• [EXERCISE AIM] Copy, from the entries below, each line where the word "ffffff" can be found.

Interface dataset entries
————————

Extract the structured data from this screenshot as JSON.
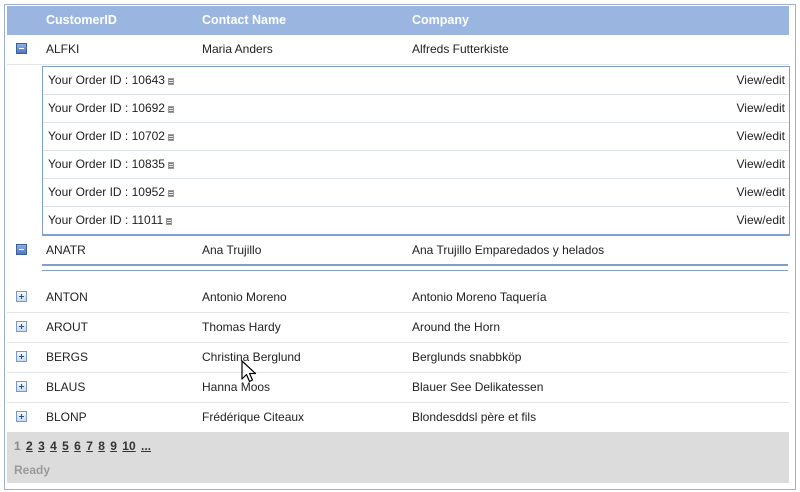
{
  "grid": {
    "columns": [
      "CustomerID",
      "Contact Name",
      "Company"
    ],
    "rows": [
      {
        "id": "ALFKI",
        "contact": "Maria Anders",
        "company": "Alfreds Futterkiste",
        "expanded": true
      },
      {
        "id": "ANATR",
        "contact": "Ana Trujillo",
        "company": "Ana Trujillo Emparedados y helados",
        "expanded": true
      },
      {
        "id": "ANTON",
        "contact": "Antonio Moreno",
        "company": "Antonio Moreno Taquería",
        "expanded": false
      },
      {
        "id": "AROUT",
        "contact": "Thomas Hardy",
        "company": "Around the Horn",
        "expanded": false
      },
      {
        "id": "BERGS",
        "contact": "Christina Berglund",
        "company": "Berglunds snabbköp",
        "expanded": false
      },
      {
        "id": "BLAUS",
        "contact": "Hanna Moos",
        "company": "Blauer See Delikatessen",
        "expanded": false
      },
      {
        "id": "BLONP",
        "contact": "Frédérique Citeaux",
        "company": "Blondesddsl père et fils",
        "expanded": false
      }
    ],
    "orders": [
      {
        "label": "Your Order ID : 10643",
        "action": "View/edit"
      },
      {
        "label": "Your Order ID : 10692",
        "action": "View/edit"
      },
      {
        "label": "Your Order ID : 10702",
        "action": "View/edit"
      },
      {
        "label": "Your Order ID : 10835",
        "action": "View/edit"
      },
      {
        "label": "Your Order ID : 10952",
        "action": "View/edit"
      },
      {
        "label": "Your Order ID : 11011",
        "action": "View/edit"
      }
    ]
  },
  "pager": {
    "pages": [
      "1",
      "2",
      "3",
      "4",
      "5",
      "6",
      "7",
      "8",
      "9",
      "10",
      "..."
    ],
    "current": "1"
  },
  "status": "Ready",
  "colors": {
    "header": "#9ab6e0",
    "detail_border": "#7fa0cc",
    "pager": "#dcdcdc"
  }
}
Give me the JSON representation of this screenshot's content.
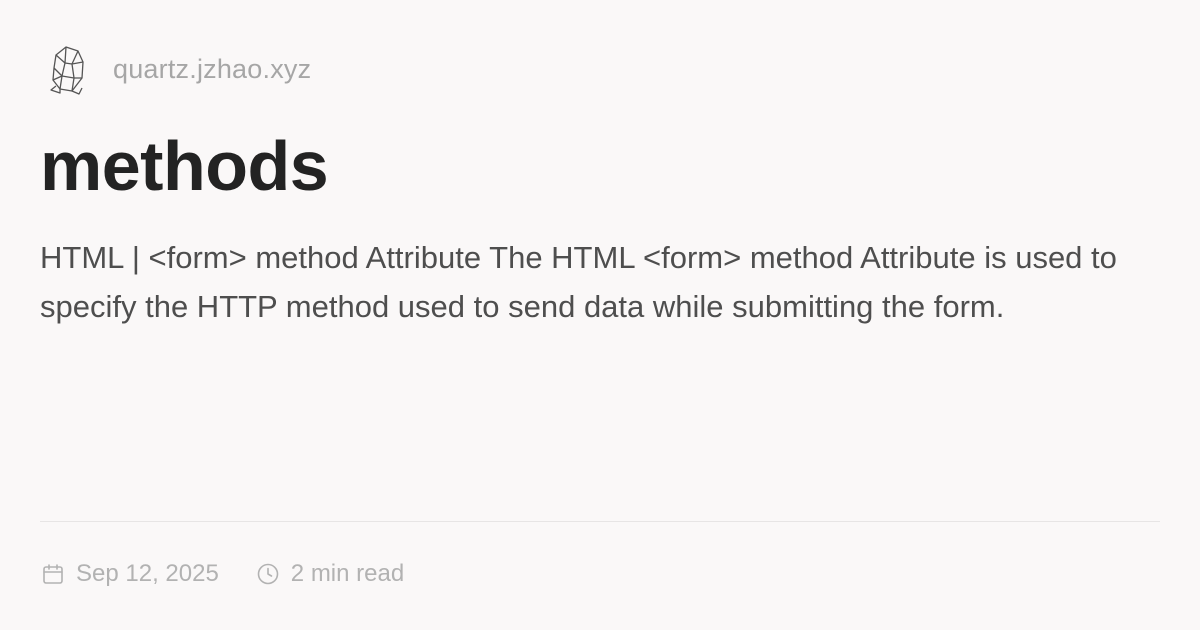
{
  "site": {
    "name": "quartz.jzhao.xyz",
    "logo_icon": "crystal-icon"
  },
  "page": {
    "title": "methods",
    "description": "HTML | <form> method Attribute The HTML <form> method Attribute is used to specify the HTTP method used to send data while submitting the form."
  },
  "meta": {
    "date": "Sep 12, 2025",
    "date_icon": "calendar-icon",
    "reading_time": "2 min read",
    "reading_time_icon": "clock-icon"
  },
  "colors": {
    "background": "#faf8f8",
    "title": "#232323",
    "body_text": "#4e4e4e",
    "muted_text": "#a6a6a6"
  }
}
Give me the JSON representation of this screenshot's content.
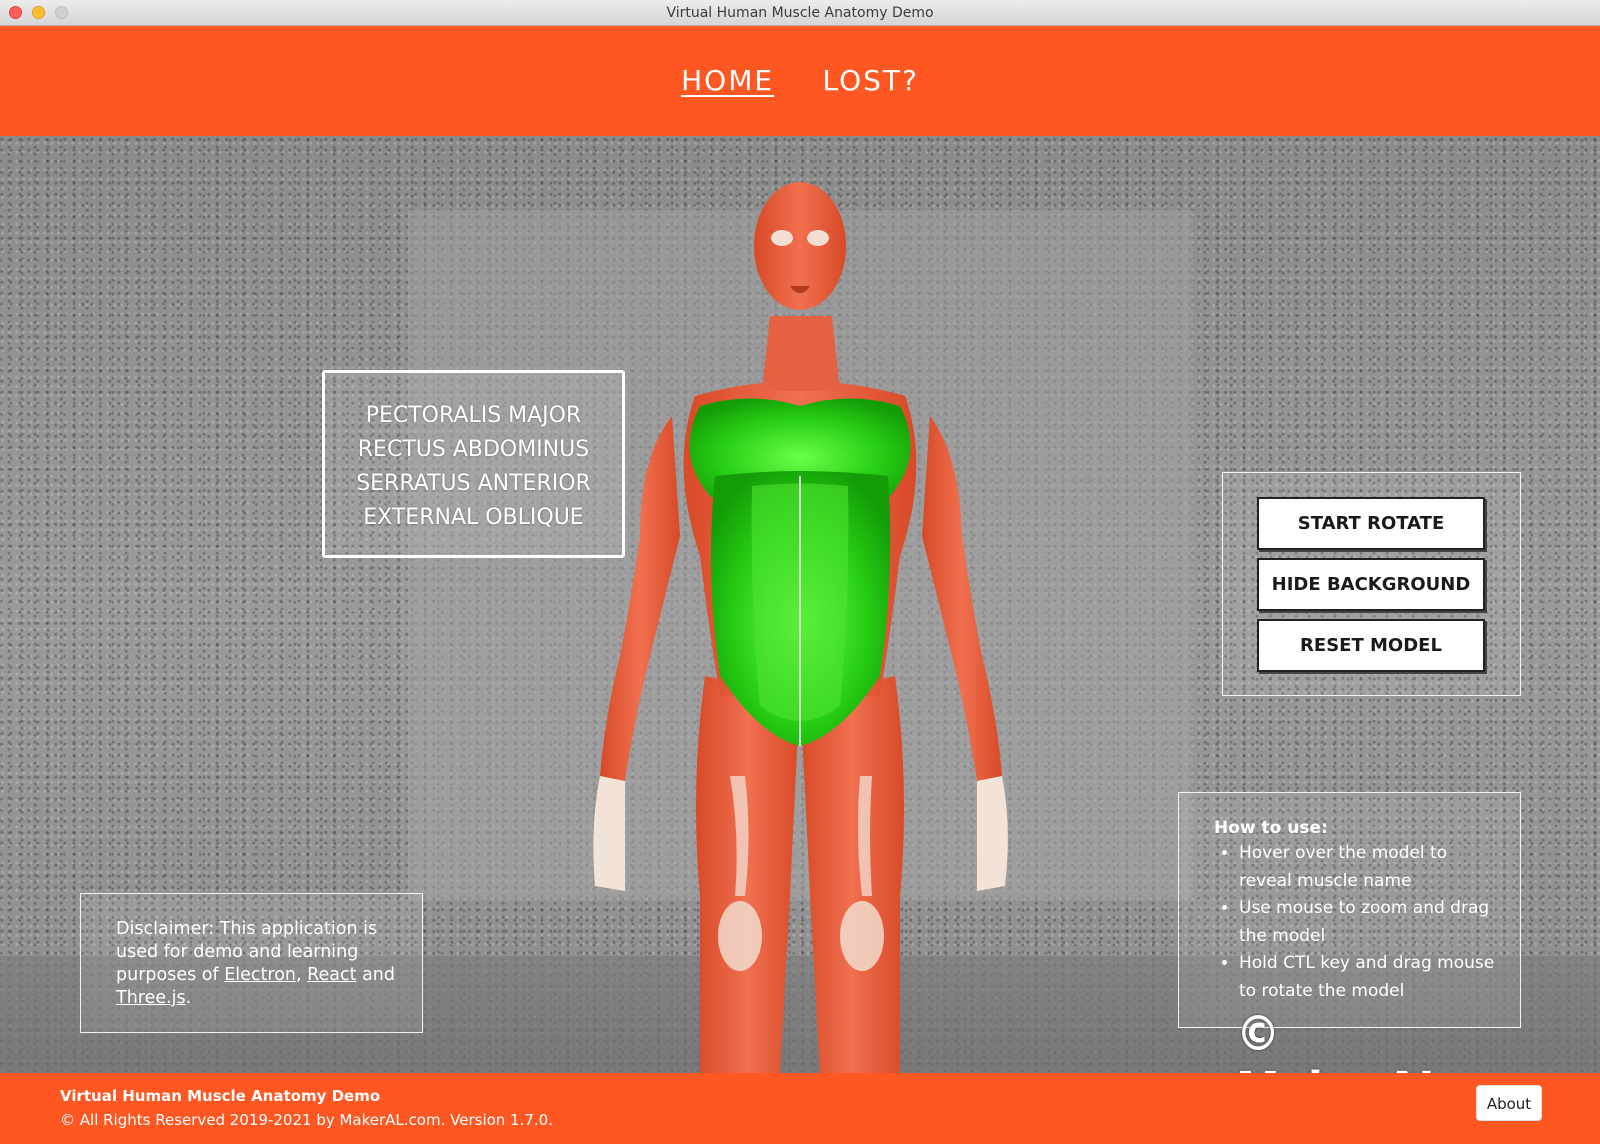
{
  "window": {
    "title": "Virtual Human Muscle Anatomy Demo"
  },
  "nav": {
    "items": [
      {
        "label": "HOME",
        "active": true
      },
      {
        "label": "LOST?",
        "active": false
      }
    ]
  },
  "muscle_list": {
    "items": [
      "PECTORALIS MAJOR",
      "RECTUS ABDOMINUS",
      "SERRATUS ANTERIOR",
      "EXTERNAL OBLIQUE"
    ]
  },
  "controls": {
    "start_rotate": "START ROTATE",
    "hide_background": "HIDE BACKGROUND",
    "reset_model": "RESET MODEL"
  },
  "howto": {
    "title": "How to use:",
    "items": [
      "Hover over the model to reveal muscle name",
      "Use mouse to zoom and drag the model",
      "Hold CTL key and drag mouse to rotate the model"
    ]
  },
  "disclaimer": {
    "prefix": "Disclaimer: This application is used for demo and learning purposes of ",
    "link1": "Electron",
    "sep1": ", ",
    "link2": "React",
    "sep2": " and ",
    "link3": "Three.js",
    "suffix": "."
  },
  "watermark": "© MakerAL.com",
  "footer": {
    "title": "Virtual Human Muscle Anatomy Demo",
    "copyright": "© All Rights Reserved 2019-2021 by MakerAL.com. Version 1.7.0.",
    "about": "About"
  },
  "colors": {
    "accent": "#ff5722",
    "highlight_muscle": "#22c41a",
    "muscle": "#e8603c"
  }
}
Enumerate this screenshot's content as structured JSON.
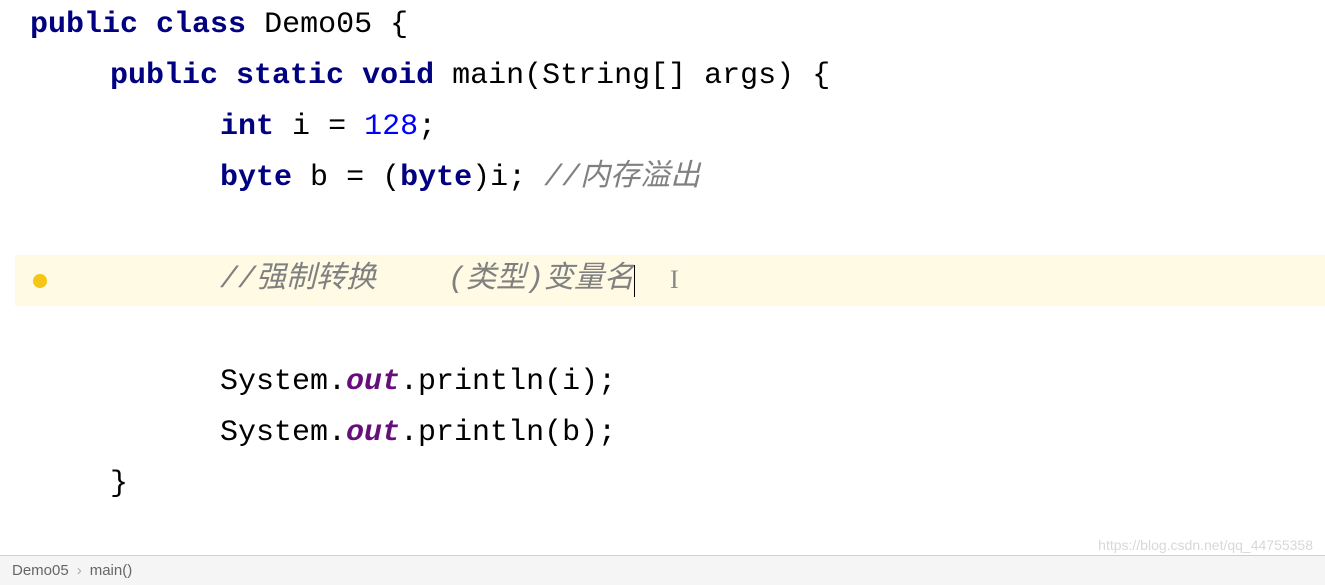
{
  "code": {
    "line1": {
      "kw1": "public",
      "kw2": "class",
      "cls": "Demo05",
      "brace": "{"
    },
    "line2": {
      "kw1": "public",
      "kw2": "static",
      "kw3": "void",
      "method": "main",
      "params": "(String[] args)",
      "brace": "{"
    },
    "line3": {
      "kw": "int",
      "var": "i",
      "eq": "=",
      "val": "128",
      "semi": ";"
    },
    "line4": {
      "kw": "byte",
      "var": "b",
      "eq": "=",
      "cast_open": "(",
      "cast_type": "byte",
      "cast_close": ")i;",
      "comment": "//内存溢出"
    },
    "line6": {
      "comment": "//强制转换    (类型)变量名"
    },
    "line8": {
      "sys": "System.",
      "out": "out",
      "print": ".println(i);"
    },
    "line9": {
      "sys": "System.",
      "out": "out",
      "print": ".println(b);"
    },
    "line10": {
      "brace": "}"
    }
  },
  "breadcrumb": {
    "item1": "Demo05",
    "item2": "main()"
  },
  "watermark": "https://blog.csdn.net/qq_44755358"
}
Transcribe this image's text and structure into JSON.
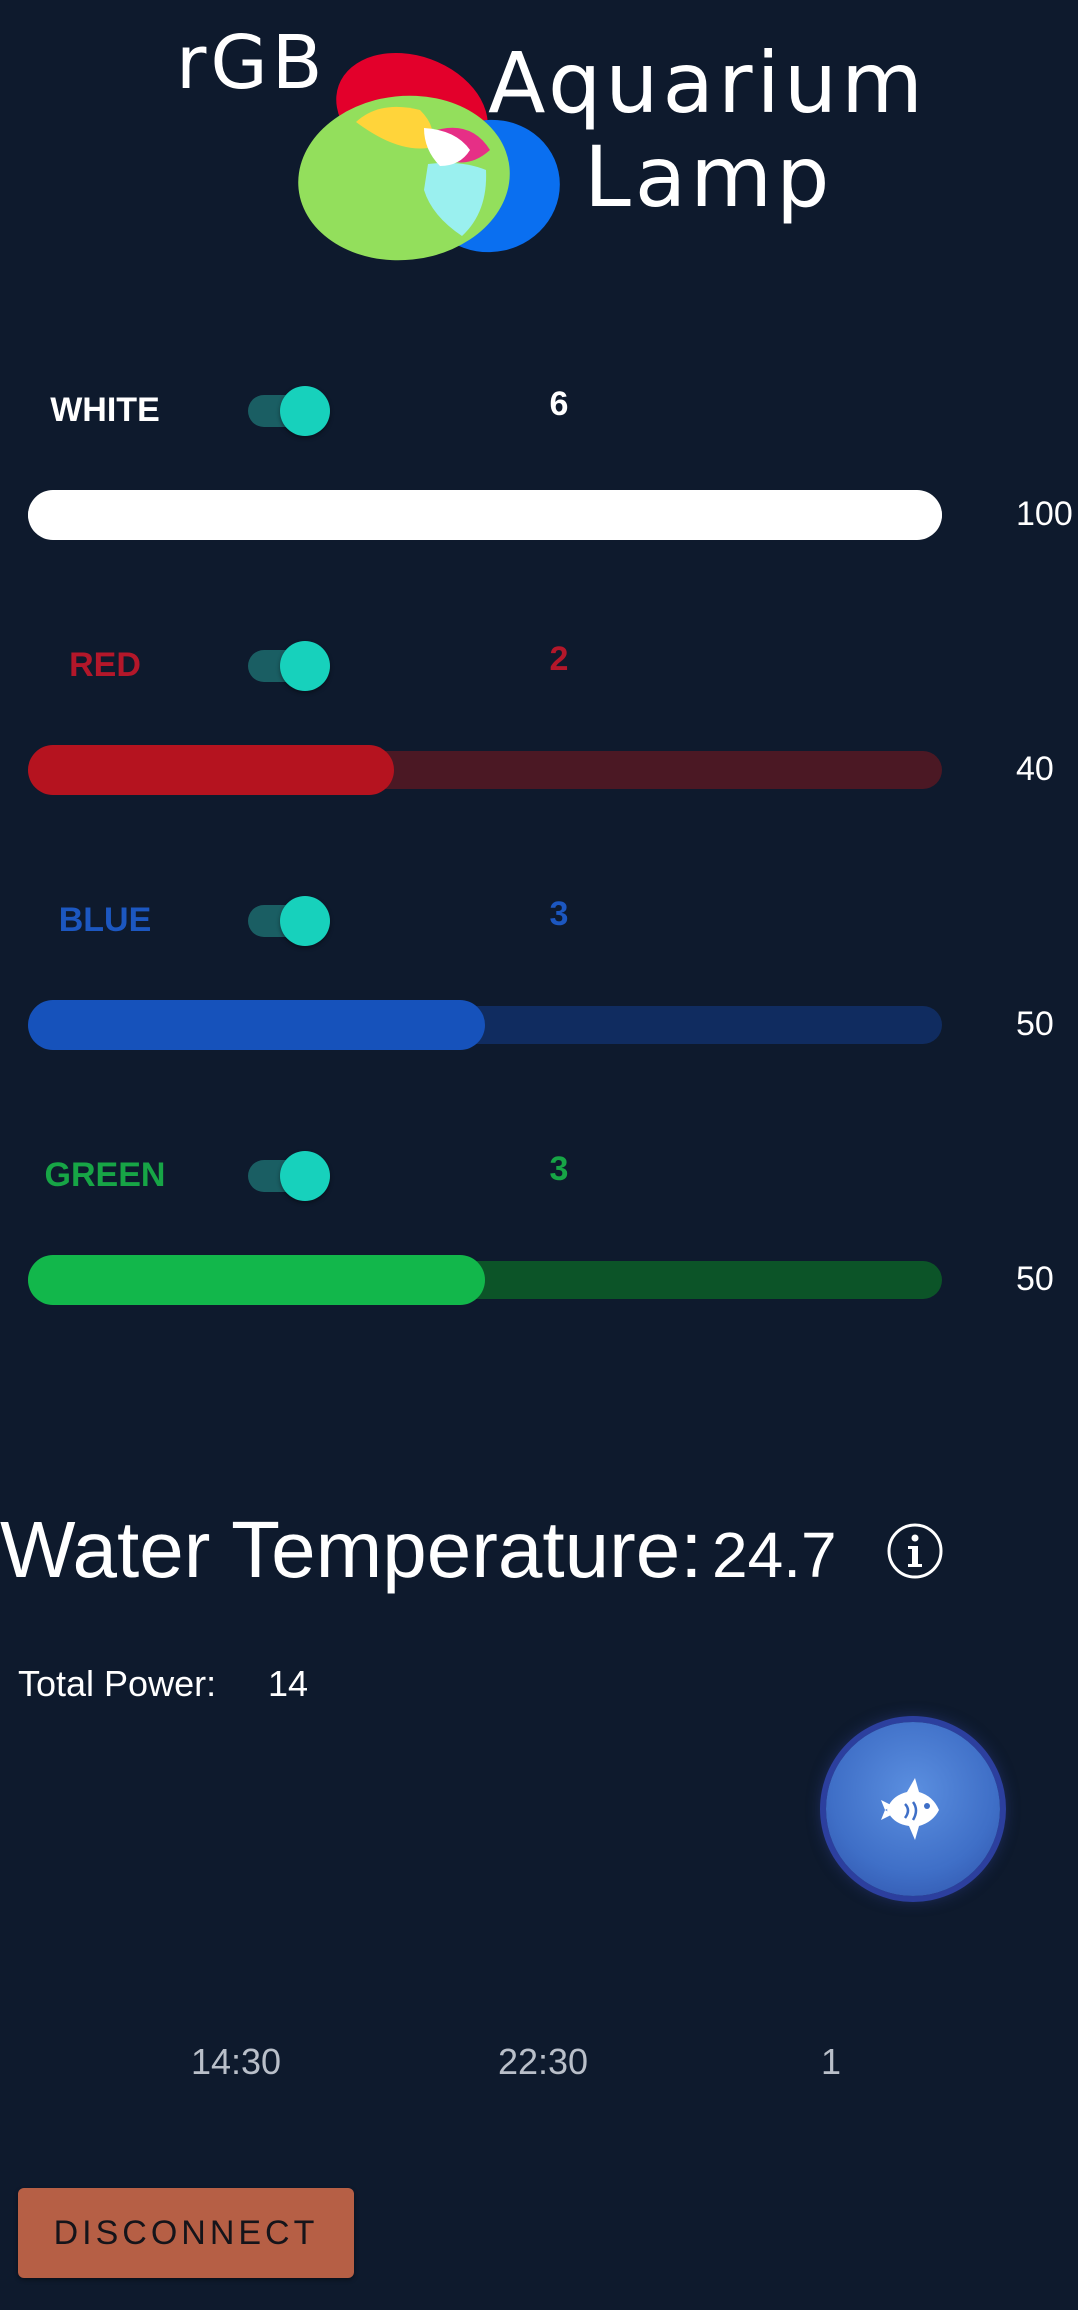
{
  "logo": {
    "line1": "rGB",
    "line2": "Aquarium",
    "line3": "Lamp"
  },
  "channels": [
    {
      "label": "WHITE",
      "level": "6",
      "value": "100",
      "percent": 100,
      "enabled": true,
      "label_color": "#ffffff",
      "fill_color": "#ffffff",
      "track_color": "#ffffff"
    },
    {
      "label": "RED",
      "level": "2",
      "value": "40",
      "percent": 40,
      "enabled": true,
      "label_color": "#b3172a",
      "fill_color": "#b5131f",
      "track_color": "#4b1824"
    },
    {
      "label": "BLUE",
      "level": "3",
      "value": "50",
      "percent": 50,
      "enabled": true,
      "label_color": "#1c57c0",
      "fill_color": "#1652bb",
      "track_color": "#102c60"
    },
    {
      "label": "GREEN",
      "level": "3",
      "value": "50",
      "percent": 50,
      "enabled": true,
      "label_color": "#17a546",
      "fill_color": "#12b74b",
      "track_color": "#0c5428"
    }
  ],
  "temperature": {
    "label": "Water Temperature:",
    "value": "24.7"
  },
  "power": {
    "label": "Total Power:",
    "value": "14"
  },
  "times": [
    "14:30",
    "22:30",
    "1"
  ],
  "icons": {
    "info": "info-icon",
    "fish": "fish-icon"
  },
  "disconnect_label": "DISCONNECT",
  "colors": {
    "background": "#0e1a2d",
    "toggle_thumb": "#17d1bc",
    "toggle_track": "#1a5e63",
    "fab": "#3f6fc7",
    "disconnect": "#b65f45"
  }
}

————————

• [ANSWER SECTION]
      "label_color": "#ffffff",
      "fill_color": "#ffffff",
      "track_color": "#ffffff"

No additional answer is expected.